There is a general design method in the high gain amplifiers, what is applied in LinearAmp, as well. Usually in the signal conditioner amplifiers (as in our amplifiers, too, if optical isolators are not used) the Input GND, and Output GND points are connected together internally. The ohmic resistance between them is less than 0.05 Ohms. However they are signed as different points, because in the interior of the amplifier the ground network forms a linear topology, not a single-point GND (as it is advised in the text-books). The suppression of the hum noise is better, if the ground line follows the signal line linearly according to the increasing signal amplitudes from the input to the output. To establish a single-point shielding ground is a good solution at the output end of the signal ground line. Unfortunately the security ground wires are also connected to the metal enclosures of the equipments. The security ground wires are usually hum noise sources for the signal conditioner amplifiers (because they usually drive some mains-frequency fault currents from other equipments, from other rooms), but they must not be disconnected, they are compulsory to be used. If you use a mains isolation transformer with symmetrical secondary coil, you can eliminate the disadvantage of the security ground (if in your lab it is allowed to use, please check the local rules). The Faraday-cage, metal parts in the Faraday-cage, the oscilloscope, the PC, the Output GND of the amplifier, and the real, separated signal ground line (coming from the earth directly, if it is available) should be connected to this single-point shielding ground. But the ground point of the input circuitry should be isolated from the shielding ground point (special care should be taken with the metal parts close to the input in the Faraday-cage). The Input GND point of the amplifier is used to provide a low impedance ground to the input circuitry only.
Picture gallery of the LinearAmp amplifier:
Click on the picture to get it in full size
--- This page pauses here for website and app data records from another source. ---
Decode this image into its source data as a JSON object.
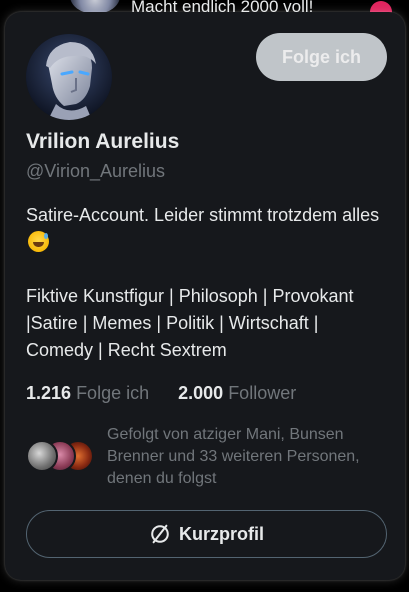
{
  "background": {
    "tweet_text": "Macht endlich 2000 voll!"
  },
  "profile": {
    "display_name": "Vrilion Aurelius",
    "handle": "@Virion_Aurelius",
    "follow_button_label": "Folge ich",
    "bio_line1": "Satire-Account. Leider stimmt trotzdem alles",
    "bio_emoji": "sweat-smile-emoji",
    "bio_line2": "Fiktive Kunstfigur | Philosoph | Provokant |Satire | Memes | Politik | Wirtschaft | Comedy | Recht Sextrem"
  },
  "stats": {
    "following_count": "1.216",
    "following_label": "Folge ich",
    "followers_count": "2.000",
    "followers_label": "Follower"
  },
  "followed_by": {
    "text": "Gefolgt von atziger Mani, Bunsen Brenner und 33 weiteren Personen, denen du folgst"
  },
  "profile_summary_button": {
    "label": "Kurzprofil",
    "icon": "slashed-circle-icon"
  },
  "colors": {
    "card_bg": "#16181c",
    "text_primary": "#e7e9ea",
    "text_secondary": "#71767b",
    "follow_button_bg": "#cfd4d8",
    "outline_border": "#536471"
  }
}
The input and output connectors of LinearAmp amplifiers are standard BNC sockets. Output GND is a 4-mm banana female connector. Output GND point is common to the mains GND, the GND point of the Output BNC sockets and the metal parts of the equipment case. The Input BNC sockets are isolated from the back plate. The Input GND point is the GND point of the Input BNC socket(s).